What Is Swiss Water Decaf Coffee?
Okay, so we think it's time we level with you about a certain kind of coffee that not everyone agrees with. Some love it, some reel in disgust, some even get slanderous tattoos about it. Like, tattoos are forever, bro. Are you sure about this?
Obviously, we're talking about the champagne of decaffeination, the Swiss Water Process.
What is Swiss Water Process Coffee?
These decafs differ from their more traditionally decaffeinated bros because they employ pure water instead of harsh chemicals (like ethyl acetate or methylene chloride) to gently remove caffeine. One of the biggest downsides of decaf coffee—likely one of the reasons people shy away from it—is that chemical decaffeination can result in a chemically tasting, lackluster cup. Not so with Swiss Water, my friend.
Our favorite thing about Swiss Water decaf is how it doesn't taste like decaf. What? Take Organic Mexican Swiss Water Decaf for instance. It's got big flavor, a mild body, and notes of cocoa and walnut, none of which is impeded by its lack of caffeine. No more compromising or settling for less than you deserve. You deserve flavorful decaf. Your coffee should give you the confidence to look a caffeine junkie right in the eye. And maybe share a cup to show them what Swiss Water's all about.
We have a theory. It might be unpopular, so have mercy. Water-processed decaf drinkers might be the true coffee connoisseurs because they're tasting the coffee for everything that it is. Think about it. Why do a lot of people drink coffee? It makes us move. It peps us up. Decaf doesn't make you feel like you're exploding, so decaf drinkers must really love the taste.
Theories aside, the Swiss Water Process is a modern marvel, so let's walk through each step.
How Is Swiss Water Process Decaf Made?
Step 1: Water, Water Every Where
The entire process uses only two components, and the first is water. To prep the beans and remove any unwanted baggage (i.e., dust or chaff), the beans are soaked in pure water until they reach a certain moisture content, at which point they're removed and moved on to the next step.
Step 2: The Not-So-Secret Ingredient
In addition to pure water, Swiss Water utilizes their proprietary Green Coffee Extract (GCE) to help draw only the caffeine out of green coffee. Per Swiss Water, GCE is a solution of "fresh water and all the soluble solids within coffee (minus the caffeine)." In the span of 8 - 10 hours, a caffeine imbalance occurs as the GCE circulates around the beans, which causes the caffeine to diffuse into the GCE.

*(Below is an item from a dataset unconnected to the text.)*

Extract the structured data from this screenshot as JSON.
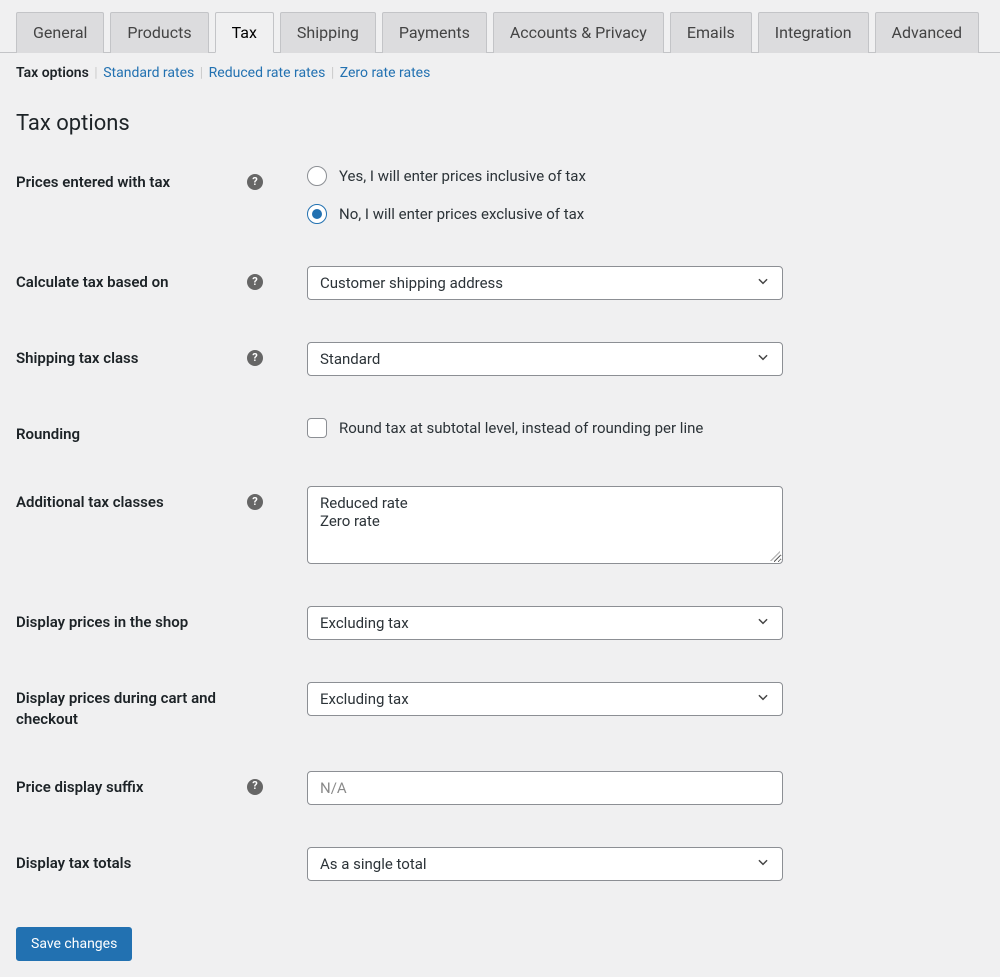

Step 3: Refresh and Reuse
Once the beans lose 99.9% of their caffeine, the GCE is recycled. The GCE passes through a carbon filter, leaving the caffeine molecules behind to be burned off by a regeneration furnace, says Swiss Water, constantly checking the GCE's efficacy.
Step 4: It's Up to You (or Us)
After the newly decaffeinated beans are dried, they're bagged and shipped to roasters all over. We're so lucky to be one of them. From there, the bean is in your court. You can choose to roast your Swiss Water decaf yourself or have us roast it. Whichever you choose, you can be certain you're getting a full-flavored, full-bodied cup of coffee that's 99.9% caffeine-free, compared to the 97% achieved in most chemical decaffeination.
But the Swiss Water magic doesn't stop there.
What About Swiss Water Half-Caf?
Say you're trying to cut down on caffeine but still want that little energy boost. Our Swiss Water half-caf coffees are 50/50 blends of a single coffee: half full-caf, half decaf. Organic Mexican Swiss Water Half-Caf is literally made with equal parts Organic Mexican and Organic Mexican Swiss Water Decaf. Not trying to give away any industry secrets or anything, that's just what it is. Half-caf coffee gives you all the taste with half the caffeine, which is easier on the stomach and won't wind you up quite as much.
So, let's retire "Death Before Decaf." Decaf has come a long way since Ludwig Roselius spiked his beans with benzene in the early 1900s and sold Sanka to the masses, since the first orange-handled coffee pot hit restaurants in 1932, and even since the tail-end of the 1970s when the Swiss Water Process was invented! Swiss Water decaf coffee is nothing to be afraid of. It might even be the best coffee you've ever had.